“Even now, with us here, this place belongs to animals,” says a goggle-eyed old man in Jallikattu. The sentiment is echoed at one point in Prateek Vats's stellar feature debut, Eeb Allay Ooo!, when Mahinder the monkey repeller of seven generations declares to the befuddled new recruit Anjani (Shardul Bhardwaj) that he has been asked to help train: “This is the neighbourhood of Raisina, traditionally ruled by monkeys.”  

But neither Pellisery nor Vats seem actually interested in our relationship with the animal world. What Vats's film does brilliantly is to use the monkey as metaphor, creating a multifarious web of associations that traverse the distance between animal and god – but elude the human. The bonnet macaque monkeys of Lutyens' Delhi, as elsewhere in India, have exploded as a population partly because they are worshipped and fed as a form of Hanuman – and as a bit of video footage in the films repeats, “The gods become pests.” 
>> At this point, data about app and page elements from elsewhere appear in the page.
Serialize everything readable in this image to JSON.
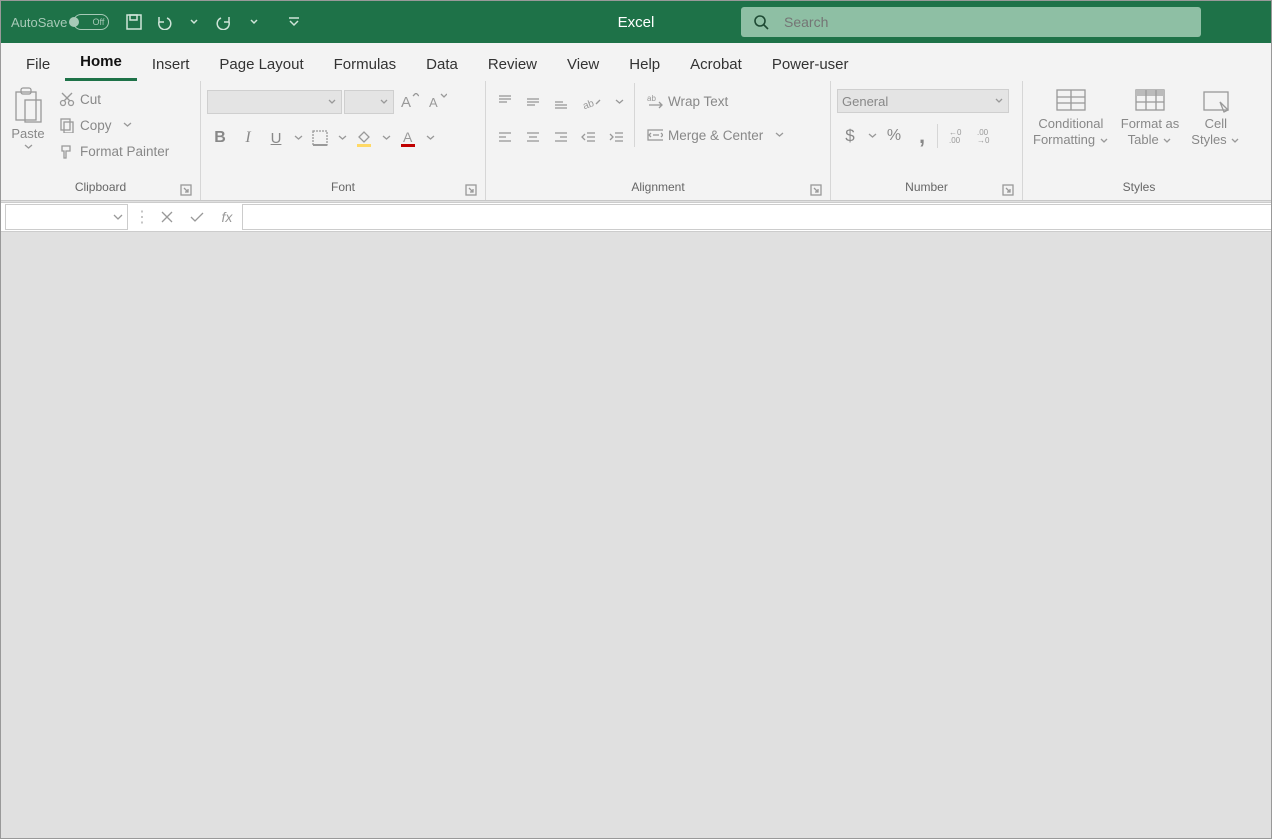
{
  "titleBar": {
    "autosave_label": "AutoSave",
    "autosave_state": "Off",
    "app_title": "Excel",
    "search_placeholder": "Search"
  },
  "tabs": [
    "File",
    "Home",
    "Insert",
    "Page Layout",
    "Formulas",
    "Data",
    "Review",
    "View",
    "Help",
    "Acrobat",
    "Power-user"
  ],
  "activeTab": "Home",
  "ribbon": {
    "clipboard": {
      "label": "Clipboard",
      "paste": "Paste",
      "cut": "Cut",
      "copy": "Copy",
      "format_painter": "Format Painter"
    },
    "font": {
      "label": "Font",
      "font_name": "",
      "font_size": ""
    },
    "alignment": {
      "label": "Alignment",
      "wrap_text": "Wrap Text",
      "merge_center": "Merge & Center"
    },
    "number": {
      "label": "Number",
      "format": "General"
    },
    "styles": {
      "label": "Styles",
      "cond_fmt_l1": "Conditional",
      "cond_fmt_l2": "Formatting",
      "fmt_table_l1": "Format as",
      "fmt_table_l2": "Table",
      "cell_styles_l1": "Cell",
      "cell_styles_l2": "Styles"
    }
  },
  "formulaBar": {
    "name_box": "",
    "formula": ""
  }
}
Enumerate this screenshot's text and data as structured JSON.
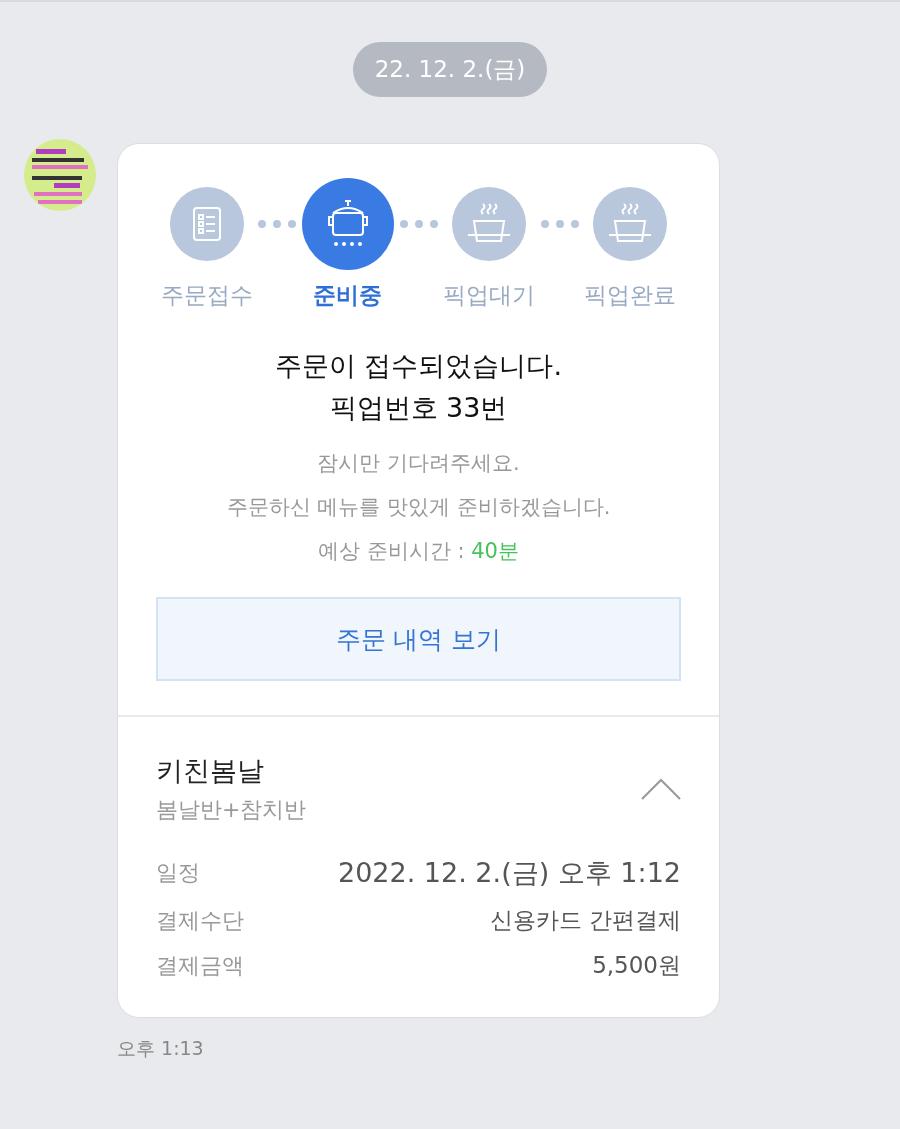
{
  "date_divider": "22. 12. 2.(금)",
  "message": {
    "avatar": {
      "kind": "picture"
    },
    "steps": [
      {
        "label": "주문접수",
        "kind": "list",
        "selected": false
      },
      {
        "label": "준비중",
        "kind": "pot",
        "selected": true
      },
      {
        "label": "픽업대기",
        "kind": "bowl",
        "selected": false
      },
      {
        "label": "픽업완료",
        "kind": "bowl",
        "selected": false
      }
    ],
    "title_lines": [
      "주문이 접수되었습니다.",
      "픽업번호 33번"
    ],
    "notice_lines": [
      "잠시만 기다려주세요.",
      "주문하신 메뉴를 맛있게 준비하겠습니다."
    ],
    "eta": {
      "label": "예상 준비시간 :",
      "value": "40분"
    },
    "order_button": "주문 내역 보기",
    "store": {
      "name": "키친봄날",
      "menu": "봄날반+참치반",
      "expanded": true
    },
    "details": [
      {
        "label": "일정",
        "value": "2022. 12. 2.(금) 오후 1:12",
        "emphasis": true
      },
      {
        "label": "결제수단",
        "value": "신용카드 간편결제",
        "emphasis": false
      },
      {
        "label": "결제금액",
        "value": "5,500원",
        "emphasis": false
      }
    ],
    "time": "오후 1:13"
  }
}
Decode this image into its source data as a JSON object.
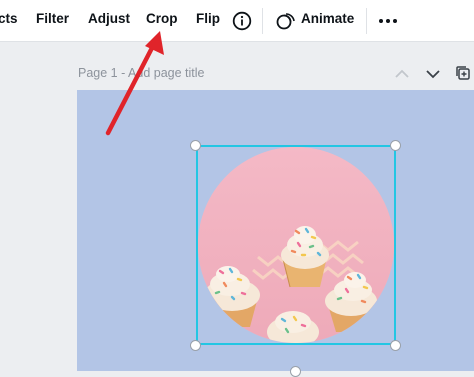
{
  "toolbar": {
    "effects_partial": "cts",
    "filter": "Filter",
    "adjust": "Adjust",
    "crop": "Crop",
    "flip": "Flip",
    "info_icon": "info-circle-icon",
    "animate": "Animate",
    "more_icon": "more-horizontal-icon"
  },
  "page_bar": {
    "title": "Page 1 - Add page title",
    "collapse_icon": "chevron-up-icon",
    "expand_icon": "chevron-down-icon",
    "duplicate_icon": "duplicate-page-icon"
  },
  "canvas": {
    "background_color": "#b3c5e6",
    "selection_color": "#23c6e3",
    "image_subject": "cupcakes-photo"
  },
  "annotation": {
    "arrow_color": "#e0242a"
  }
}
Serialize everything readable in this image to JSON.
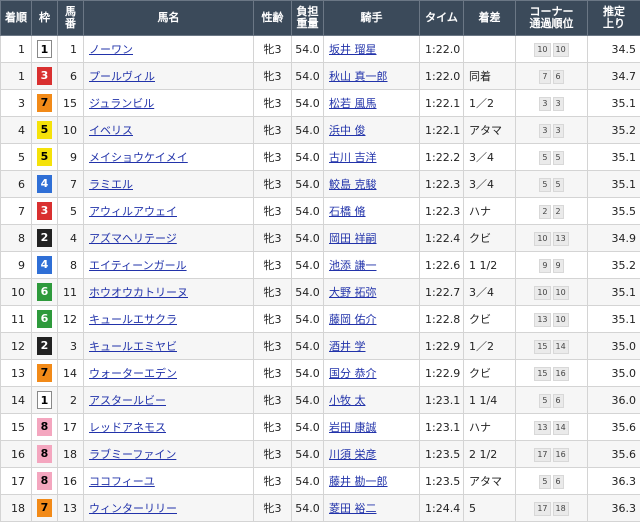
{
  "headers": {
    "rank": "着順",
    "waku": "枠",
    "umaban_1": "馬",
    "umaban_2": "番",
    "name": "馬名",
    "sexage": "性齢",
    "weight_1": "負担",
    "weight_2": "重量",
    "jockey": "騎手",
    "time": "タイム",
    "margin": "着差",
    "corner_1": "コーナー",
    "corner_2": "通過順位",
    "last_1": "推定",
    "last_2": "上り"
  },
  "colors": {
    "header_bg": "#3b4a5a",
    "link": "#2233aa",
    "waku_1": "#ffffff",
    "waku_2": "#222222",
    "waku_3": "#d93030",
    "waku_4": "#2f6fd6",
    "waku_5": "#f5e20a",
    "waku_6": "#2e9a3c",
    "waku_7": "#f28a18",
    "waku_8": "#f4a6bf"
  },
  "rows": [
    {
      "rank": "1",
      "waku": "1",
      "umaban": "1",
      "name": "ノーワン",
      "sexage": "牝3",
      "weight": "54.0",
      "jockey": "坂井 瑠星",
      "time": "1:22.0",
      "margin": "",
      "c1": "10",
      "c2": "10",
      "last": "34.5"
    },
    {
      "rank": "1",
      "waku": "3",
      "umaban": "6",
      "name": "プールヴィル",
      "sexage": "牝3",
      "weight": "54.0",
      "jockey": "秋山 真一郎",
      "time": "1:22.0",
      "margin": "同着",
      "c1": "7",
      "c2": "6",
      "last": "34.7"
    },
    {
      "rank": "3",
      "waku": "7",
      "umaban": "15",
      "name": "ジュランビル",
      "sexage": "牝3",
      "weight": "54.0",
      "jockey": "松若 風馬",
      "time": "1:22.1",
      "margin": "1／2",
      "c1": "3",
      "c2": "3",
      "last": "35.1"
    },
    {
      "rank": "4",
      "waku": "5",
      "umaban": "10",
      "name": "イベリス",
      "sexage": "牝3",
      "weight": "54.0",
      "jockey": "浜中 俊",
      "time": "1:22.1",
      "margin": "アタマ",
      "c1": "3",
      "c2": "3",
      "last": "35.2"
    },
    {
      "rank": "5",
      "waku": "5",
      "umaban": "9",
      "name": "メイショウケイメイ",
      "sexage": "牝3",
      "weight": "54.0",
      "jockey": "古川 吉洋",
      "time": "1:22.2",
      "margin": "3／4",
      "c1": "5",
      "c2": "5",
      "last": "35.1"
    },
    {
      "rank": "6",
      "waku": "4",
      "umaban": "7",
      "name": "ラミエル",
      "sexage": "牝3",
      "weight": "54.0",
      "jockey": "鮫島 克駿",
      "time": "1:22.3",
      "margin": "3／4",
      "c1": "5",
      "c2": "5",
      "last": "35.1"
    },
    {
      "rank": "7",
      "waku": "3",
      "umaban": "5",
      "name": "アウィルアウェイ",
      "sexage": "牝3",
      "weight": "54.0",
      "jockey": "石橋 脩",
      "time": "1:22.3",
      "margin": "ハナ",
      "c1": "2",
      "c2": "2",
      "last": "35.5"
    },
    {
      "rank": "8",
      "waku": "2",
      "umaban": "4",
      "name": "アズマヘリテージ",
      "sexage": "牝3",
      "weight": "54.0",
      "jockey": "岡田 祥嗣",
      "time": "1:22.4",
      "margin": "クビ",
      "c1": "10",
      "c2": "13",
      "last": "34.9"
    },
    {
      "rank": "9",
      "waku": "4",
      "umaban": "8",
      "name": "エイティーンガール",
      "sexage": "牝3",
      "weight": "54.0",
      "jockey": "池添 謙一",
      "time": "1:22.6",
      "margin": "1 1/2",
      "c1": "9",
      "c2": "9",
      "last": "35.2"
    },
    {
      "rank": "10",
      "waku": "6",
      "umaban": "11",
      "name": "ホウオウカトリーヌ",
      "sexage": "牝3",
      "weight": "54.0",
      "jockey": "大野 拓弥",
      "time": "1:22.7",
      "margin": "3／4",
      "c1": "10",
      "c2": "10",
      "last": "35.1"
    },
    {
      "rank": "11",
      "waku": "6",
      "umaban": "12",
      "name": "キュールエサクラ",
      "sexage": "牝3",
      "weight": "54.0",
      "jockey": "藤岡 佑介",
      "time": "1:22.8",
      "margin": "クビ",
      "c1": "13",
      "c2": "10",
      "last": "35.1"
    },
    {
      "rank": "12",
      "waku": "2",
      "umaban": "3",
      "name": "キュールエミヤビ",
      "sexage": "牝3",
      "weight": "54.0",
      "jockey": "酒井 学",
      "time": "1:22.9",
      "margin": "1／2",
      "c1": "15",
      "c2": "14",
      "last": "35.0"
    },
    {
      "rank": "13",
      "waku": "7",
      "umaban": "14",
      "name": "ウォーターエデン",
      "sexage": "牝3",
      "weight": "54.0",
      "jockey": "国分 恭介",
      "time": "1:22.9",
      "margin": "クビ",
      "c1": "15",
      "c2": "16",
      "last": "35.0"
    },
    {
      "rank": "14",
      "waku": "1",
      "umaban": "2",
      "name": "アスタールビー",
      "sexage": "牝3",
      "weight": "54.0",
      "jockey": "小牧 太",
      "time": "1:23.1",
      "margin": "1 1/4",
      "c1": "5",
      "c2": "6",
      "last": "36.0"
    },
    {
      "rank": "15",
      "waku": "8",
      "umaban": "17",
      "name": "レッドアネモス",
      "sexage": "牝3",
      "weight": "54.0",
      "jockey": "岩田 康誠",
      "time": "1:23.1",
      "margin": "ハナ",
      "c1": "13",
      "c2": "14",
      "last": "35.6"
    },
    {
      "rank": "16",
      "waku": "8",
      "umaban": "18",
      "name": "ラブミーファイン",
      "sexage": "牝3",
      "weight": "54.0",
      "jockey": "川須 栄彦",
      "time": "1:23.5",
      "margin": "2 1/2",
      "c1": "17",
      "c2": "16",
      "last": "35.6"
    },
    {
      "rank": "17",
      "waku": "8",
      "umaban": "16",
      "name": "ココフィーユ",
      "sexage": "牝3",
      "weight": "54.0",
      "jockey": "藤井 勘一郎",
      "time": "1:23.5",
      "margin": "アタマ",
      "c1": "5",
      "c2": "6",
      "last": "36.3"
    },
    {
      "rank": "18",
      "waku": "7",
      "umaban": "13",
      "name": "ウィンターリリー",
      "sexage": "牝3",
      "weight": "54.0",
      "jockey": "菱田 裕二",
      "time": "1:24.4",
      "margin": "5",
      "c1": "17",
      "c2": "18",
      "last": "36.3"
    }
  ]
}
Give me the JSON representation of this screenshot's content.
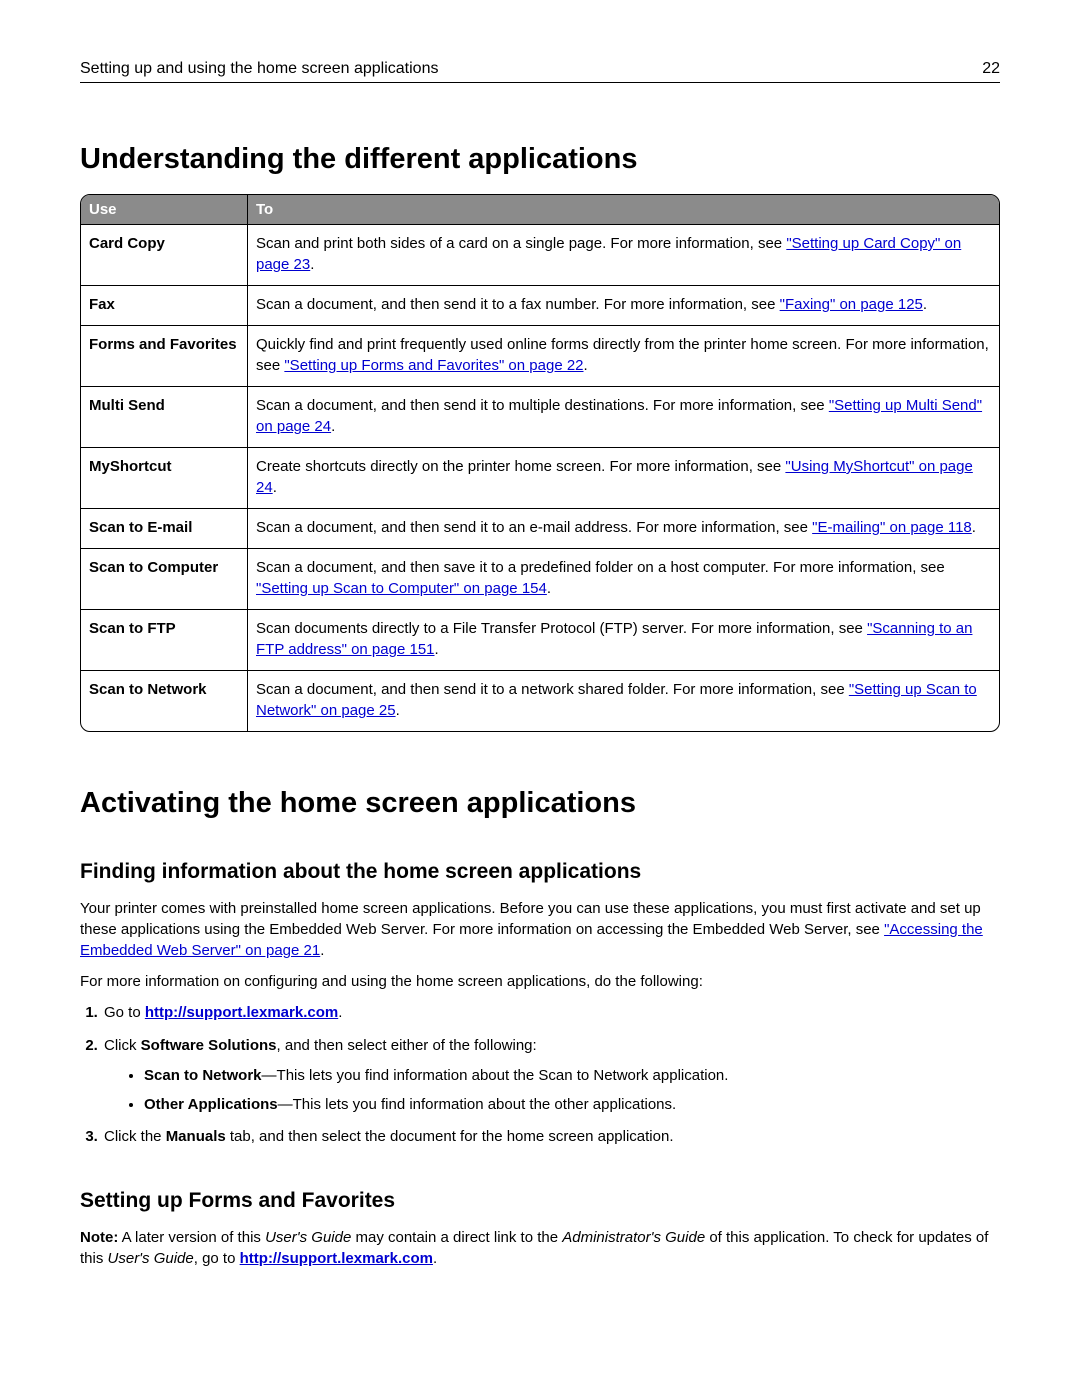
{
  "header": {
    "title": "Setting up and using the home screen applications",
    "page": "22"
  },
  "h1a": "Understanding the different applications",
  "table": {
    "col1": "Use",
    "col2": "To",
    "rows": [
      {
        "use": "Card Copy",
        "pre": "Scan and print both sides of a card on a single page. For more information, see ",
        "link": "\"Setting up Card Copy\" on page 23",
        "post": "."
      },
      {
        "use": "Fax",
        "pre": "Scan a document, and then send it to a fax number. For more information, see ",
        "link": "\"Faxing\" on page 125",
        "post": "."
      },
      {
        "use": "Forms and Favorites",
        "pre": "Quickly find and print frequently used online forms directly from the printer home screen. For more information, see ",
        "link": "\"Setting up Forms and Favorites\" on page 22",
        "post": "."
      },
      {
        "use": "Multi Send",
        "pre": "Scan a document, and then send it to multiple destinations. For more information, see ",
        "link": "\"Setting up Multi Send\" on page 24",
        "post": "."
      },
      {
        "use": "MyShortcut",
        "pre": "Create shortcuts directly on the printer home screen. For more information, see ",
        "link": "\"Using MyShortcut\" on page 24",
        "post": "."
      },
      {
        "use": "Scan to E-mail",
        "pre": "Scan a document, and then send it to an e-mail address. For more information, see ",
        "link": "\"E-mailing\" on page 118",
        "post": "."
      },
      {
        "use": "Scan to Computer",
        "pre": "Scan a document, and then save it to a predefined folder on a host computer. For more information, see ",
        "link": "\"Setting up Scan to Computer\" on page 154",
        "post": "."
      },
      {
        "use": "Scan to FTP",
        "pre": "Scan documents directly to a File Transfer Protocol (FTP) server. For more information, see ",
        "link": "\"Scanning to an FTP address\" on page 151",
        "post": "."
      },
      {
        "use": "Scan to Network",
        "pre": "Scan a document, and then send it to a network shared folder. For more information, see ",
        "link": "\"Setting up Scan to Network\" on page 25",
        "post": "."
      }
    ]
  },
  "h1b": "Activating the home screen applications",
  "sec1": {
    "h2": "Finding information about the home screen applications",
    "p1a": "Your printer comes with preinstalled home screen applications. Before you can use these applications, you must first activate and set up these applications using the Embedded Web Server. For more information on accessing the Embedded Web Server, see ",
    "p1link": "\"Accessing the Embedded Web Server\" on page 21",
    "p1b": ".",
    "p2": "For more information on configuring and using the home screen applications, do the following:",
    "step1a": "Go to ",
    "step1link": "http://support.lexmark.com",
    "step1b": ".",
    "step2a": "Click ",
    "step2bold": "Software Solutions",
    "step2b": ", and then select either of the following:",
    "bullet1bold": "Scan to Network",
    "bullet1rest": "—This lets you find information about the Scan to Network application.",
    "bullet2bold": "Other Applications",
    "bullet2rest": "—This lets you find information about the other applications.",
    "step3a": "Click the ",
    "step3bold": "Manuals",
    "step3b": " tab, and then select the document for the home screen application."
  },
  "sec2": {
    "h2": "Setting up Forms and Favorites",
    "noteLabel": "Note:",
    "t1": " A later version of this ",
    "i1": "User's Guide",
    "t2": " may contain a direct link to the ",
    "i2": "Administrator's Guide",
    "t3": " of this application. To check for updates of this ",
    "i3": "User's Guide",
    "t4": ", go to ",
    "link": "http://support.lexmark.com",
    "t5": "."
  }
}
Combining real locations and non-actors with a sharp script and a core of trained actors, Eeb Allay Ooo! follows the travails of a Bihari migrant who is hired to shoo away monkeys from the national capital's most grandly symbolic architectural corridor. There are several interwoven strands that combine to make this such a scathing indictment of the state of the nation: the humour of a young man's masculinity seemingly pitted against monkeys, the deeply unfair conditions of contractual labour, the absurdity of bureaucratic rules that defeat all of Anjani's innovations on the job. Meanwhile, the performative masculinity of the state at both the lowest level: Anjani's security guard brother-in-law being forced to wield a rifle that he can barely carry – and the highest: the Republic Day parade – emerge as equally farcical. 

It is only when the man pretends to be an animal – in a man-sized monkey costume, in blackface imitation of the lion-tailed macaques of Karnataka's R-Day tableau – that he manages to scatter the monkeys. We watch him wander through the streets, a modern-day Hanuman in his own sad Ramleela 
His success is because the monkeys cannot tell the difference between a real langur and a fake one. Mahinder's real death at a mob's hands goes unmourned. Meanwhile, towards the film's end, the real rifle ends up in a costume tailor's shop, its value as limited to the performative as the fake costume. When, in the last scene, the jobless Anjani joins the parade of Hanuman impersonators, we know acche din has made monkeys of us all.

Published in Mumbai Mirror, 17 Nov 2019